Glick’s Condition Slowly Improving

YERUSHALAYIM (Hamodia Staff) -
Israeli Chief of Police Yohanan Danino attends a Interior Affairs meeting in the Knesset on Sunday. (Miriam Alster/FLASH90 )
Israeli Chief of Police Yohanan Danino attends a Interior Affairs meeting in the Knesset on Sunday. (Miriam Alster/FLASH90 )

The condition of Yehudah Glick, who was shot by a terrorist in Yerushalayim last week, is “slowly improving,” Shaarei Tzedek Medical Center said on Sunday.

The 49-year-old Glick remains in serious condition, anesthetized and connected to a respirator, after being shot four times in the upper body at close range.

Israeli Prime Minister Binyamin Netanyahu conveyed a get-well message to Glick at the weekly cabinet meeting on Sunday.
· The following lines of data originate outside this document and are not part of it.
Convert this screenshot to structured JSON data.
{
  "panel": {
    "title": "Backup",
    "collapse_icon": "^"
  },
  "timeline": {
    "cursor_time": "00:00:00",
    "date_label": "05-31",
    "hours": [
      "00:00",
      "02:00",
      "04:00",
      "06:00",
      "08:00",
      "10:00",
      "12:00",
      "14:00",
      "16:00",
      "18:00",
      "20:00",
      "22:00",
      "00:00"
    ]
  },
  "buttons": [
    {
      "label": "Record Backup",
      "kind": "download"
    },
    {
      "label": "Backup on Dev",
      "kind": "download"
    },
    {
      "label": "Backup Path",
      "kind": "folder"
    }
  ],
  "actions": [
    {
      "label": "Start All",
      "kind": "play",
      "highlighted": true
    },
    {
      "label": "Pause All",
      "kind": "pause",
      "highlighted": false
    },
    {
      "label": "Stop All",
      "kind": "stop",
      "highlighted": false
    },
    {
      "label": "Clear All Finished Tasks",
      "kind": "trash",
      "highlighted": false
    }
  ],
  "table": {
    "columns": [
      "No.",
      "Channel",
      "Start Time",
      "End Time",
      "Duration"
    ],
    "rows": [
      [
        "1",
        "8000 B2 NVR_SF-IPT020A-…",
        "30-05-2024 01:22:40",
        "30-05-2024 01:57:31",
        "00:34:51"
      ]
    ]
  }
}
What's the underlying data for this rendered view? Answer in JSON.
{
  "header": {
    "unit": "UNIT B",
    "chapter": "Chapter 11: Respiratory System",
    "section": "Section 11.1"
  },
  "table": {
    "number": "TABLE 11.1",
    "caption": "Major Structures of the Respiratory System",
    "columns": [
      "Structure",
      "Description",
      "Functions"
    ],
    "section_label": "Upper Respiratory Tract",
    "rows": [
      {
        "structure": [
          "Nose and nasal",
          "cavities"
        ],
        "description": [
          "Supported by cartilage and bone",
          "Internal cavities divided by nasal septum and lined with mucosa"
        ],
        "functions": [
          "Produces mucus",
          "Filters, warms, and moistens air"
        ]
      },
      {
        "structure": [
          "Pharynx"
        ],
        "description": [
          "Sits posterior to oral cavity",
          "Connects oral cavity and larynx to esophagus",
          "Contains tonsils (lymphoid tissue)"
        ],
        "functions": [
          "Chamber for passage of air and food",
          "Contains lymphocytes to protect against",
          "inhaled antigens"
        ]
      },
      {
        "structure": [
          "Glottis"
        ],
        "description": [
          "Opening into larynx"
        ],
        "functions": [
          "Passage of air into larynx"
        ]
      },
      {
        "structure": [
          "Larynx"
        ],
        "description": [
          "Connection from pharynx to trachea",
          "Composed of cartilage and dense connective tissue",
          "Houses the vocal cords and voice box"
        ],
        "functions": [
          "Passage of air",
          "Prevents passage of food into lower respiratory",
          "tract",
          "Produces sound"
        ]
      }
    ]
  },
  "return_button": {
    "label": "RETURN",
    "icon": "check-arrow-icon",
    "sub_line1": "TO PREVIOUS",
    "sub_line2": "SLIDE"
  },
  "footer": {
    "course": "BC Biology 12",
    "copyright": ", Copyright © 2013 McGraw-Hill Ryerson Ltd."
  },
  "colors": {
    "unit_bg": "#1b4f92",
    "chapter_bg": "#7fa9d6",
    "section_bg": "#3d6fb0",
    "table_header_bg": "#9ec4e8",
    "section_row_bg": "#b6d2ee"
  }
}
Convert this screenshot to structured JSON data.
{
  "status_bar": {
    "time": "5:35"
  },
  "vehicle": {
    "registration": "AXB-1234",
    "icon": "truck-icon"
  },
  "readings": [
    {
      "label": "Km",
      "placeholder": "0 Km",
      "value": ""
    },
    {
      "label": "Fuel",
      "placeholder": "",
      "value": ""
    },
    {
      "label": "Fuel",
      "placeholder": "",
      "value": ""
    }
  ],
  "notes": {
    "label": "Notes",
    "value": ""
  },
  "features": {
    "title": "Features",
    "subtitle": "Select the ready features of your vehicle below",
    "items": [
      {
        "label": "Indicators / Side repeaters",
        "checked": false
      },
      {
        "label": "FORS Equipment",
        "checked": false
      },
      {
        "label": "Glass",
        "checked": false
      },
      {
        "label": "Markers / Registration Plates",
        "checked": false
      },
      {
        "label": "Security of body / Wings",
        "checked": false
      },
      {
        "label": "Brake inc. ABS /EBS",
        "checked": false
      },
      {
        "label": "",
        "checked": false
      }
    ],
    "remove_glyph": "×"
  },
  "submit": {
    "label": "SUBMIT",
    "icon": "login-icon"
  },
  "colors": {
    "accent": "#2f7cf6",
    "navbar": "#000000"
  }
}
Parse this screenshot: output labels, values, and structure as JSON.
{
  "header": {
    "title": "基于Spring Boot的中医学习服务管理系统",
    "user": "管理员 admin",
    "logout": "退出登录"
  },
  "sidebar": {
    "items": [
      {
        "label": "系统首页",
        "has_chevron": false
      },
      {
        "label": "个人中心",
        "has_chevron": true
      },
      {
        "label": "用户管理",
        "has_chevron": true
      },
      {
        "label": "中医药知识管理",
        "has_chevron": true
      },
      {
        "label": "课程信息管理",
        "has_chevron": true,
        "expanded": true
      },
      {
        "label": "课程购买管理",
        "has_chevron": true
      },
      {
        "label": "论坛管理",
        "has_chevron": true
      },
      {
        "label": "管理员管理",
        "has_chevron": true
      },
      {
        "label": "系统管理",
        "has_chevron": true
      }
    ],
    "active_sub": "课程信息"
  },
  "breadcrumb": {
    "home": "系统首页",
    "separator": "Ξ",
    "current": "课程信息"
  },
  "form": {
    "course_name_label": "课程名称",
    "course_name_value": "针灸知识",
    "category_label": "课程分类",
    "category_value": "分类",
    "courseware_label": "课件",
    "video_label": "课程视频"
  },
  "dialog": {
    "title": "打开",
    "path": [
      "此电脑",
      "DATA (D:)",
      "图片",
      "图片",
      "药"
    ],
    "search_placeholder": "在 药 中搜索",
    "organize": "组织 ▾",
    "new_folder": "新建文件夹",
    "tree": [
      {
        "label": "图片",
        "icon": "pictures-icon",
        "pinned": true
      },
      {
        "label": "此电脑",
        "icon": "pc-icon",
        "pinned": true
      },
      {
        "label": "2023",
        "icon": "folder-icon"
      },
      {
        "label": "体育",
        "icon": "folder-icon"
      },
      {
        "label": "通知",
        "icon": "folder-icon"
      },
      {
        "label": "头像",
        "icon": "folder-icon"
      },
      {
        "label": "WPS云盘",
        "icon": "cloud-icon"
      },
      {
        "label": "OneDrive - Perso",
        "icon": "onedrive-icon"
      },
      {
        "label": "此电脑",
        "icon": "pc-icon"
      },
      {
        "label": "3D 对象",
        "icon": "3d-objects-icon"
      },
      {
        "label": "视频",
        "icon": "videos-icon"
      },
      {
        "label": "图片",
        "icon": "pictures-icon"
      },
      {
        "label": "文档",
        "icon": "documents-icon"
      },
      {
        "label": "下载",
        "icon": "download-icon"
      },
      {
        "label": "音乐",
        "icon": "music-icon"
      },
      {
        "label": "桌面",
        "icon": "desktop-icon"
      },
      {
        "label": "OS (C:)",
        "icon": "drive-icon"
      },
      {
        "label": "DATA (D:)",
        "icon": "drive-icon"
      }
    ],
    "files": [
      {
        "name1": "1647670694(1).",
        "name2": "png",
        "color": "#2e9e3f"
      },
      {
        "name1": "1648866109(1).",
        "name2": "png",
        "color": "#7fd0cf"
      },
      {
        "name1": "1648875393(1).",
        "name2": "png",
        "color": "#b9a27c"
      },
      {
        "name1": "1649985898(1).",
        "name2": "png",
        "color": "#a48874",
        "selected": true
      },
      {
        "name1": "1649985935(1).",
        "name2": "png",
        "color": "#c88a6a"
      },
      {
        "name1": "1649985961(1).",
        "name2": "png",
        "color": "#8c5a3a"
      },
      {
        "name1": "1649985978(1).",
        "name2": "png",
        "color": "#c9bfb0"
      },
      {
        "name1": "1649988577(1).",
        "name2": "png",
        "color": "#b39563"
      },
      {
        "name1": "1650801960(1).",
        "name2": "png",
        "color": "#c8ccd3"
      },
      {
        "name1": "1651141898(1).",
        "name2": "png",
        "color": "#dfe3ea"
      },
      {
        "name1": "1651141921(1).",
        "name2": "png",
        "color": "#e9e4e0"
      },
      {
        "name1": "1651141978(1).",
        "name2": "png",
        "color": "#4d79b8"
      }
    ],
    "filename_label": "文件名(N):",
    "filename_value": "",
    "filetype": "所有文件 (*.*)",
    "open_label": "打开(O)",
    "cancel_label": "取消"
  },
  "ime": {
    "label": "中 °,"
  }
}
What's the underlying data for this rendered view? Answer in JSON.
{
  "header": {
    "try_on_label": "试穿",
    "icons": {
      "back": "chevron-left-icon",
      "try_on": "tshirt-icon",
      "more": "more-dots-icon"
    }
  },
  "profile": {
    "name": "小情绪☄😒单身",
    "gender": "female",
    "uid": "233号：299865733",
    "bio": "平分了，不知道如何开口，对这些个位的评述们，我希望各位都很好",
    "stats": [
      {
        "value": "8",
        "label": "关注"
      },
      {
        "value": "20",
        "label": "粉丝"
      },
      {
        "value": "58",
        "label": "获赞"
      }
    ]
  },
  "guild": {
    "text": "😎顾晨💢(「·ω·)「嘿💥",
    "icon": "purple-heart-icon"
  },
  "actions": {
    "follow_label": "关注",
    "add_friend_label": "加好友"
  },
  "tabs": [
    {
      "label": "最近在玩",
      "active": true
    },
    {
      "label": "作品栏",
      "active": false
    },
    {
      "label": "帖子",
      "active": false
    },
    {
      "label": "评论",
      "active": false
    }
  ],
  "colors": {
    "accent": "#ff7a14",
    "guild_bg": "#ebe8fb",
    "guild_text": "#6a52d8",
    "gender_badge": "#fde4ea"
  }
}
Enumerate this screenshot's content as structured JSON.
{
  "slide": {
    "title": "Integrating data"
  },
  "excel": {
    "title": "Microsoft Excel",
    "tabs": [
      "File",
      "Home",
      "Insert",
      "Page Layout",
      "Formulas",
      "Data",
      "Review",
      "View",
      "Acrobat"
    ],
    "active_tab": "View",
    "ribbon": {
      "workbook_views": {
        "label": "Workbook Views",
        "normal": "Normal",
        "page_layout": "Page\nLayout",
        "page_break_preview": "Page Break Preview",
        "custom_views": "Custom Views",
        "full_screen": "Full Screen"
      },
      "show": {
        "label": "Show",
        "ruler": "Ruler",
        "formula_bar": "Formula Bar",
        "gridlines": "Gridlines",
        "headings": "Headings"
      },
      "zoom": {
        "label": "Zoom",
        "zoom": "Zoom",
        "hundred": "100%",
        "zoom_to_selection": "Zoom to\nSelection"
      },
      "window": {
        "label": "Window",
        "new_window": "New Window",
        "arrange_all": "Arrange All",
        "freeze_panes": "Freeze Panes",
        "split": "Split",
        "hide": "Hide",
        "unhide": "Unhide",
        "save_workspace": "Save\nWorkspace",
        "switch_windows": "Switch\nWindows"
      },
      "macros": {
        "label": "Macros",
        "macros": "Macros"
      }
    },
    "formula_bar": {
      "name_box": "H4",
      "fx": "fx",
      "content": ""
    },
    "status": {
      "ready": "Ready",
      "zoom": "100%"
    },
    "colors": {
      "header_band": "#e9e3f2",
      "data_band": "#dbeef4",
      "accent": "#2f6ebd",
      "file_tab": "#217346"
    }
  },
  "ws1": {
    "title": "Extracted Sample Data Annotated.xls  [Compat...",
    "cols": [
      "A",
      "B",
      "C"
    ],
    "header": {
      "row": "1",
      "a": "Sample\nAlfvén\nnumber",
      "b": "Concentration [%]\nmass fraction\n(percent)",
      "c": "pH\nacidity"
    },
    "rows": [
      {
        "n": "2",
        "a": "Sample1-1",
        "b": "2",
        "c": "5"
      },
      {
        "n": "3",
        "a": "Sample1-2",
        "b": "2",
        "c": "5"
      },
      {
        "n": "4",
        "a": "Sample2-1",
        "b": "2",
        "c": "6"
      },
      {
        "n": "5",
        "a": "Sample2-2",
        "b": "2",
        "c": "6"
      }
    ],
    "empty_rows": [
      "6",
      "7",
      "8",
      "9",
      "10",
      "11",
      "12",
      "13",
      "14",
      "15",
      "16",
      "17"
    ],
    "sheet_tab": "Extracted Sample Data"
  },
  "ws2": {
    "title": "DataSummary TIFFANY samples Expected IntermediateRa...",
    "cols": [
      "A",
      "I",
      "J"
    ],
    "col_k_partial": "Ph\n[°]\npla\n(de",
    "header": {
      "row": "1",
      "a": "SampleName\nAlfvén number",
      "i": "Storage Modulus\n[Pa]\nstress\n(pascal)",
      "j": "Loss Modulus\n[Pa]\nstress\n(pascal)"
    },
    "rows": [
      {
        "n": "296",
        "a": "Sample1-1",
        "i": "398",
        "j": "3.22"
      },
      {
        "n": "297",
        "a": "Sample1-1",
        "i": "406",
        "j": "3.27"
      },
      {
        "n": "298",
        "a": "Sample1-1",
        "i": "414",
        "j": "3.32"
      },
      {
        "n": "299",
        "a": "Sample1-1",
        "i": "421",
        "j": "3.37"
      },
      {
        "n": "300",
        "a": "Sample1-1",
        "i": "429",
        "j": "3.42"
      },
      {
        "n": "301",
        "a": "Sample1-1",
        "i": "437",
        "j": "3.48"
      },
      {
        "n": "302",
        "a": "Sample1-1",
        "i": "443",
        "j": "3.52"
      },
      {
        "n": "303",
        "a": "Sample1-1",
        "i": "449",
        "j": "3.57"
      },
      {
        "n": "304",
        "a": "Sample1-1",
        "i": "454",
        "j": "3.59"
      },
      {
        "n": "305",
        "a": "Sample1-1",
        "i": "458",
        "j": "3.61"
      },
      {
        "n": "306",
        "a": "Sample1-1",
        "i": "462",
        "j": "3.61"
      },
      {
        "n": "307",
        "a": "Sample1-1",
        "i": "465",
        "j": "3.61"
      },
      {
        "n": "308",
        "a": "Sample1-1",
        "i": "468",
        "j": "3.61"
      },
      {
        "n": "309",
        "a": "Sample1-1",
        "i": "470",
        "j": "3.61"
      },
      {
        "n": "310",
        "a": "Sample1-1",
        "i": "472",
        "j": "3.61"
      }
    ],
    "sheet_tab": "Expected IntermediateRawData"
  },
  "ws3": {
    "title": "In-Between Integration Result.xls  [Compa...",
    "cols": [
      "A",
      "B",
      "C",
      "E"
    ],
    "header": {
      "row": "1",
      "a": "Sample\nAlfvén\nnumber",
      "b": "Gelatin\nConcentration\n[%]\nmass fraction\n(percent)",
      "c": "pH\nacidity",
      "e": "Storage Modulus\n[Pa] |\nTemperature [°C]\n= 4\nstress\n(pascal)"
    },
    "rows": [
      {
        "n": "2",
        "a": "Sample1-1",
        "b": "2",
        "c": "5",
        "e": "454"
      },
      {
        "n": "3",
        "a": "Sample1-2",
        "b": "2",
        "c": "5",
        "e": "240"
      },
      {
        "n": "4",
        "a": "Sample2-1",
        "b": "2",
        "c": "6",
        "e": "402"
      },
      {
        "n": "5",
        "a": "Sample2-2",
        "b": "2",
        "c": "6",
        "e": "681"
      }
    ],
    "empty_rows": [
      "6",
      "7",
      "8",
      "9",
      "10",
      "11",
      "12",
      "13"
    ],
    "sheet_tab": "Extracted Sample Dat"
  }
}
He said that he had spoken with Glick’s wife and father to wish him a speedy recovery on behalf of the Israeli government.

Meanwhile, Glick’s case was part of a heated debate at the weekly Cabinet meeting and a Knesset committee meeting on Sunday, according to Arutz Sheva.

Jewish Home Chairman Naftali Bennett lashed out at Internal Security Minister Yitzchak Aharonovich over the shooting and the security situation in general. Bennett noted that no fewer than five death threats were made against Glick before the shooting — and that, not only did police ignore the threats, but that one senior police officer once called Glick “the most dangerous man in Israel” —inspiring incitement himself.

Hours later on Sunday, police officials were on the firing line at the Knesset Committee for Internal Security. Committee Chairman MK Miri Regev (Likud) declared that the “writing was on the wall” in Glick’s case, and harangued Police Commissioner Yohanan Danino for not acting sooner and more effectively to restore order in the capital.

MK Moti Yogev (Jewish Home) went further, accusing Danino of falsifying police reports, noting that “anyone who says that rock-throwing in Silwan has declined recently is disconnected from reality.”

Danino responded in kind: “Anyone who does not say there is a decline in rioting and rock-throwing is disconnected from reality,” and insisted that police are actually doing more than in the past to keep order at Har Habayis.

“There is no Intifada, but rock-throwing will not be totally stopped,” Danino said.